Trump denies race-related tweets were racist
President Donald Trump denied Monday that the inflammatory tweets he issued Sunday were racist.
Asked on the South Lawn during an event on American-made products if his tweets were racist, he said: "Not at all."
He pointed to comments that one of the congresswomen made about Al Qaeda -- but didn't say who.
"If somebody has a problem with our country, if somebody doesn't want to be in our country, they should leave," Trump said.
On Sunday, the President used racist language on Sunday to attack progressive Democratic congresswomen, falsely implying they weren't natural-born American citizens.
Trump did not name who he was attacking in Sunday's tirade but earlier this week he referenced New York Rep. Alexandria Ocasio-Cortez when the President was defending House Speaker Nancy Pelosi.
Asked Monday who he's talking about, Trump said: "You can guess."
A group of Democrats, who are women of color and have been outspoken about Trump's immigration policies, last week condemned the conditions of border detention facilities. The group of women joining Ocasio-Cortez were Rashida Tlaib of Michigan, Ilhan Omar of Minnesota and Ayanna Pressley of Massachusetts.
Ocasio-Cortez, Tlaib and Pressley are natural-born US citizens, while Omar was born in Somalia and immigrated to the US when she was young. Omar became a citizen in 2000 when she was 17 years old, according to The New York Times.
Trump implied in the series of tweets that the congresswomen weren't born in America and sarcastically suggested, "they go back and help fix the totally broken and crime infested places from which they came."
Later Monday, Trump added if that if the congresswomen don't like the United States they can leave.
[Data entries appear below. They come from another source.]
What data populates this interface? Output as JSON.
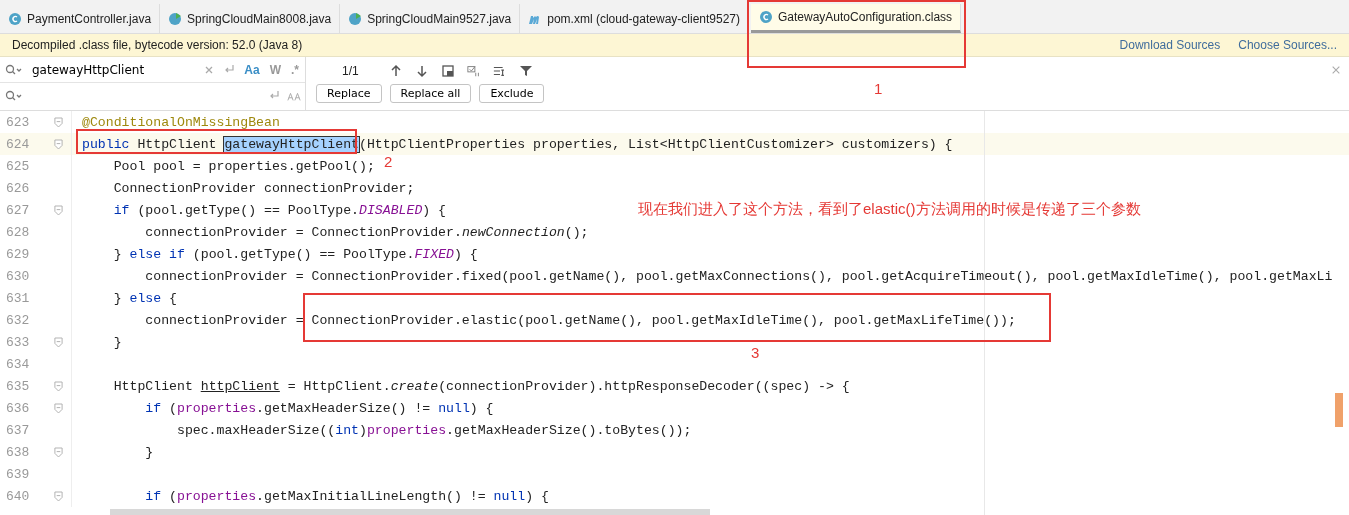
{
  "tabs": [
    {
      "label": "PaymentController.java",
      "kind": "class",
      "selected": false
    },
    {
      "label": "SpringCloudMain8008.java",
      "kind": "main",
      "selected": false
    },
    {
      "label": "SpringCloudMain9527.java",
      "kind": "main",
      "selected": false
    },
    {
      "label": "pom.xml (cloud-gateway-client9527)",
      "kind": "maven",
      "selected": false
    },
    {
      "label": "GatewayAutoConfiguration.class",
      "kind": "class",
      "selected": true
    }
  ],
  "banner": {
    "message": "Decompiled .class file, bytecode version: 52.0 (Java 8)",
    "links": [
      "Download Sources",
      "Choose Sources..."
    ]
  },
  "find": {
    "query": "gatewayHttpClient",
    "toggles": [
      {
        "label": "Aa",
        "selected": true
      },
      {
        "label": "W",
        "selected": false
      },
      {
        "label": ".*",
        "selected": false
      }
    ],
    "count": "1/1",
    "buttons": [
      "Replace",
      "Replace all",
      "Exclude"
    ]
  },
  "code": [
    {
      "number": "623",
      "current": false,
      "fold": true,
      "tokens": [
        {
          "kind": "ann",
          "text": "@ConditionalOnMissingBean"
        }
      ]
    },
    {
      "number": "624",
      "current": true,
      "fold": true,
      "tokens": [
        {
          "kind": "kw",
          "text": "public"
        },
        {
          "kind": "plain",
          "text": " HttpClient "
        },
        {
          "kind": "match",
          "text": "gatewayHttpClient"
        },
        {
          "kind": "plain",
          "text": "(HttpClientProperties properties, List<HttpClientCustomizer> customizers) {"
        }
      ]
    },
    {
      "number": "625",
      "current": false,
      "fold": false,
      "tokens": [
        {
          "kind": "plain",
          "text": "    Pool pool = properties.getPool();"
        }
      ]
    },
    {
      "number": "626",
      "current": false,
      "fold": false,
      "tokens": [
        {
          "kind": "plain",
          "text": "    ConnectionProvider connectionProvider;"
        }
      ]
    },
    {
      "number": "627",
      "current": false,
      "fold": true,
      "tokens": [
        {
          "kind": "kw",
          "text": "    if"
        },
        {
          "kind": "plain",
          "text": " (pool.getType() == PoolType."
        },
        {
          "kind": "const",
          "text": "DISABLED"
        },
        {
          "kind": "plain",
          "text": ") {"
        }
      ]
    },
    {
      "number": "628",
      "current": false,
      "fold": false,
      "tokens": [
        {
          "kind": "plain",
          "text": "        connectionProvider = ConnectionProvider."
        },
        {
          "kind": "italic",
          "text": "newConnection"
        },
        {
          "kind": "plain",
          "text": "();"
        }
      ]
    },
    {
      "number": "629",
      "current": false,
      "fold": false,
      "tokens": [
        {
          "kind": "plain",
          "text": "    } "
        },
        {
          "kind": "kw",
          "text": "else if"
        },
        {
          "kind": "plain",
          "text": " (pool.getType() == PoolType."
        },
        {
          "kind": "const",
          "text": "FIXED"
        },
        {
          "kind": "plain",
          "text": ") {"
        }
      ]
    },
    {
      "number": "630",
      "current": false,
      "fold": false,
      "tokens": [
        {
          "kind": "plain",
          "text": "        connectionProvider = ConnectionProvider.fixed(pool.getName(), pool.getMaxConnections(), pool.getAcquireTimeout(), pool.getMaxIdleTime(), pool.getMaxLi"
        }
      ]
    },
    {
      "number": "631",
      "current": false,
      "fold": false,
      "tokens": [
        {
          "kind": "plain",
          "text": "    } "
        },
        {
          "kind": "kw",
          "text": "else"
        },
        {
          "kind": "plain",
          "text": " {"
        }
      ]
    },
    {
      "number": "632",
      "current": false,
      "fold": false,
      "tokens": [
        {
          "kind": "plain",
          "text": "        connectionProvider = ConnectionProvider.elastic(pool.getName(), pool.getMaxIdleTime(), pool.getMaxLifeTime());"
        }
      ]
    },
    {
      "number": "633",
      "current": false,
      "fold": true,
      "tokens": [
        {
          "kind": "plain",
          "text": "    }"
        }
      ]
    },
    {
      "number": "634",
      "current": false,
      "fold": false
    },
    {
      "number": "635",
      "current": false,
      "fold": true,
      "tokens": [
        {
          "kind": "plain",
          "text": "    HttpClient "
        },
        {
          "kind": "ul",
          "text": "httpClient"
        },
        {
          "kind": "plain",
          "text": " = HttpClient."
        },
        {
          "kind": "italic",
          "text": "create"
        },
        {
          "kind": "plain",
          "text": "(connectionProvider).httpResponseDecoder((spec) -> {"
        }
      ]
    },
    {
      "number": "636",
      "current": false,
      "fold": true,
      "tokens": [
        {
          "kind": "kw",
          "text": "        if"
        },
        {
          "kind": "plain",
          "text": " ("
        },
        {
          "kind": "field",
          "text": "properties"
        },
        {
          "kind": "plain",
          "text": ".getMaxHeaderSize() != "
        },
        {
          "kind": "kw",
          "text": "null"
        },
        {
          "kind": "plain",
          "text": ") {"
        }
      ]
    },
    {
      "number": "637",
      "current": false,
      "fold": false,
      "tokens": [
        {
          "kind": "plain",
          "text": "            spec.maxHeaderSize(("
        },
        {
          "kind": "kw",
          "text": "int"
        },
        {
          "kind": "plain",
          "text": ")"
        },
        {
          "kind": "field",
          "text": "properties"
        },
        {
          "kind": "plain",
          "text": ".getMaxHeaderSize().toBytes());"
        }
      ]
    },
    {
      "number": "638",
      "current": false,
      "fold": true,
      "tokens": [
        {
          "kind": "plain",
          "text": "        }"
        }
      ]
    },
    {
      "number": "639",
      "current": false,
      "fold": false
    },
    {
      "number": "640",
      "current": false,
      "fold": true,
      "tokens": [
        {
          "kind": "kw",
          "text": "        if"
        },
        {
          "kind": "plain",
          "text": " ("
        },
        {
          "kind": "field",
          "text": "properties"
        },
        {
          "kind": "plain",
          "text": ".getMaxInitialLineLength() != "
        },
        {
          "kind": "kw",
          "text": "null"
        },
        {
          "kind": "plain",
          "text": ") {"
        }
      ]
    }
  ],
  "annotations": {
    "note": "现在我们进入了这个方法，看到了elastic()方法调用的时候是传递了三个参数",
    "markers": [
      "1",
      "2",
      "3"
    ]
  }
}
"As far as I'm concerned, if you hate our country, if you're not happy here, you can leave," Trump said in remarks in front of the South Portico at an event designed to honor American manufacturing.
"If you're not happy in the US, if you're complaining all the time, you can leave. You can leave right now," Trump said.
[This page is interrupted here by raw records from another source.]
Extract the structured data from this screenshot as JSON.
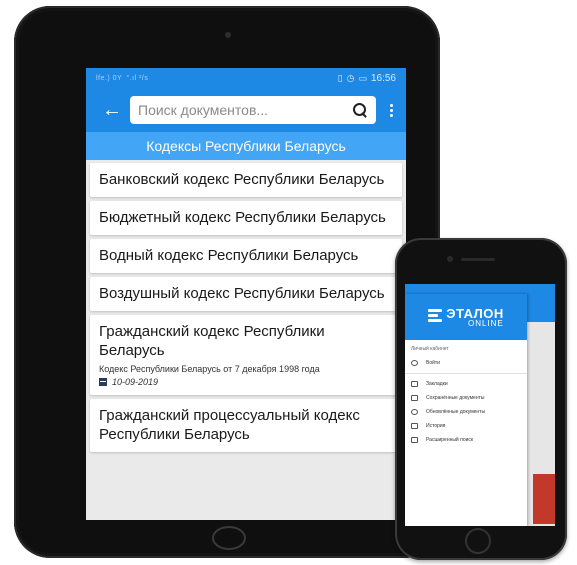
{
  "tablet": {
    "status_left": "lfe.) 0Y  °.ıl  ²/s",
    "status_time": "16:56",
    "search_placeholder": "Поиск документов...",
    "subtitle": "Кодексы Республики Беларусь",
    "items": [
      {
        "title": "Банковский кодекс Республики Беларусь"
      },
      {
        "title": "Бюджетный кодекс Республики Беларусь"
      },
      {
        "title": "Водный кодекс Республики Беларусь"
      },
      {
        "title": "Воздушный кодекс Республики Беларусь"
      },
      {
        "title": "Гражданский кодекс Республики Беларусь",
        "description": "Кодекс Республики Беларусь от 7 декабря 1998 года",
        "date": "10-09-2019"
      },
      {
        "title": "Гражданский процессуальный кодекс Республики Беларусь"
      }
    ]
  },
  "phone": {
    "logo_big": "ЭТАЛОН",
    "logo_small": "ONLINE",
    "section_label": "Личный кабинет",
    "menu_primary": [
      "Войти"
    ],
    "menu_secondary": [
      "Закладки",
      "Сохранённые документы",
      "Обновлённые документы",
      "История",
      "Расширенный поиск"
    ]
  },
  "colors": {
    "app_blue": "#1e88e5",
    "subtitle_blue": "#42a5f5",
    "list_bg": "#eaeaea"
  }
}
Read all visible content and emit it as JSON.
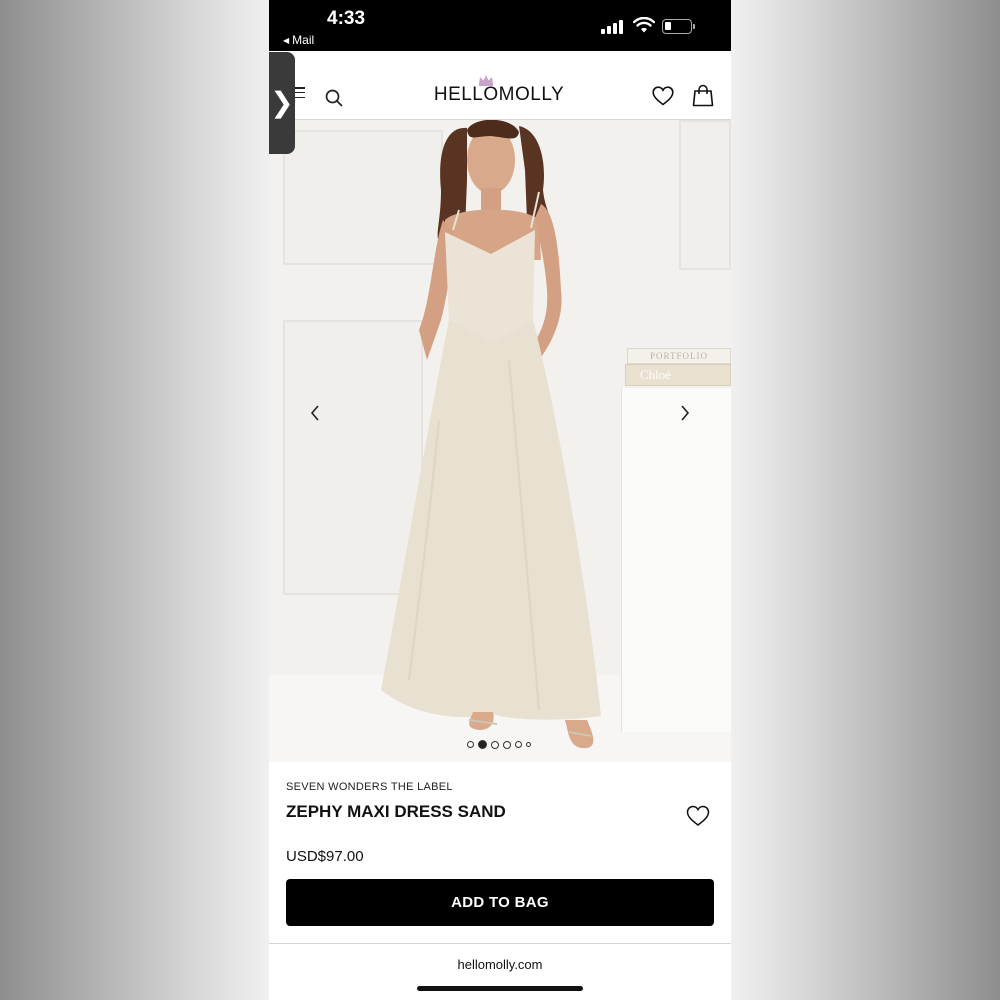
{
  "status_bar": {
    "time": "4:33",
    "back_label": "Mail",
    "battery_level": 0.25,
    "icons": [
      "signal-icon",
      "wifi-icon",
      "battery-icon"
    ]
  },
  "header": {
    "logo": "HELLOMOLLY",
    "icons": [
      "menu-icon",
      "search-icon",
      "heart-icon",
      "bag-icon"
    ],
    "accent_color": "#c8a3c9"
  },
  "gallery": {
    "image_description_icon": "product-photo",
    "current_slide": 2,
    "slide_count": 6,
    "book_labels": [
      "PORTFOLIO",
      "Chloé"
    ]
  },
  "product": {
    "brand": "SEVEN WONDERS THE LABEL",
    "title": "ZEPHY MAXI DRESS SAND",
    "price": "USD$97.00",
    "add_to_bag_label": "ADD TO BAG"
  },
  "browser": {
    "url": "hellomolly.com"
  },
  "colors": {
    "button_bg": "#000000",
    "button_text": "#ffffff",
    "dress": "#ebe4d6"
  }
}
Asked about white nationalists who have come out in support of Trump's tweet, Trump said he was unconcerned.
"It doesn't concern me because many people agree with me," he said.
Eventually Trump singled out some of the Democratic lawmakers he attacked, claiming one "hates Jews" and another cost New York tens of thousands of jobs.
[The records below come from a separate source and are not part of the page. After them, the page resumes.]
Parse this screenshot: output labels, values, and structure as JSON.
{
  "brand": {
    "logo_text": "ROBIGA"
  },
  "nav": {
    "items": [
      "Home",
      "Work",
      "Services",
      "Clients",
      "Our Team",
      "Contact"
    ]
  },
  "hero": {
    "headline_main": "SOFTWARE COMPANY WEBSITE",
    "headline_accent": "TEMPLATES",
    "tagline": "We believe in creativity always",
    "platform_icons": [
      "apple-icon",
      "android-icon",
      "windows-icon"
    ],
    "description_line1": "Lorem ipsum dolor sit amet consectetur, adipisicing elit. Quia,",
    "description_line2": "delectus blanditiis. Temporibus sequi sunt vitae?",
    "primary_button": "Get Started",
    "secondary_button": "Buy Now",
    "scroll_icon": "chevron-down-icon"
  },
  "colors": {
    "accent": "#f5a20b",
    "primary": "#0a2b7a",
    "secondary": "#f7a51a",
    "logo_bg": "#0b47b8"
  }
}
He named only one -- Omar -- but referenced Ocasio-Cortez's opposition to a new Amazon headquarters in New York.
"As to whether or not they're communists, I would think they might be. But this isn't what our country is about," Trump said. "Nevertheless, they're free to leave if they want. If they want to leave, that's fine. If they want to stay, that's fine. But the people have to know. And politicians can't be afraid to take them on."
It was the President's idea to address his attacks during his "Made in America" event at the White House, a White House official told CNN. Trump told aides he was going to do so before he exited the Oval Office.
By Kaitlan Collins and Kevin Liptak, CNN via The-CNN-Wire™ & © 2019 Cable News Network, Inc., a Time Warner Company. All rights reserved.
The Gayly. 7/15/2019 @1:02 p.m. CST.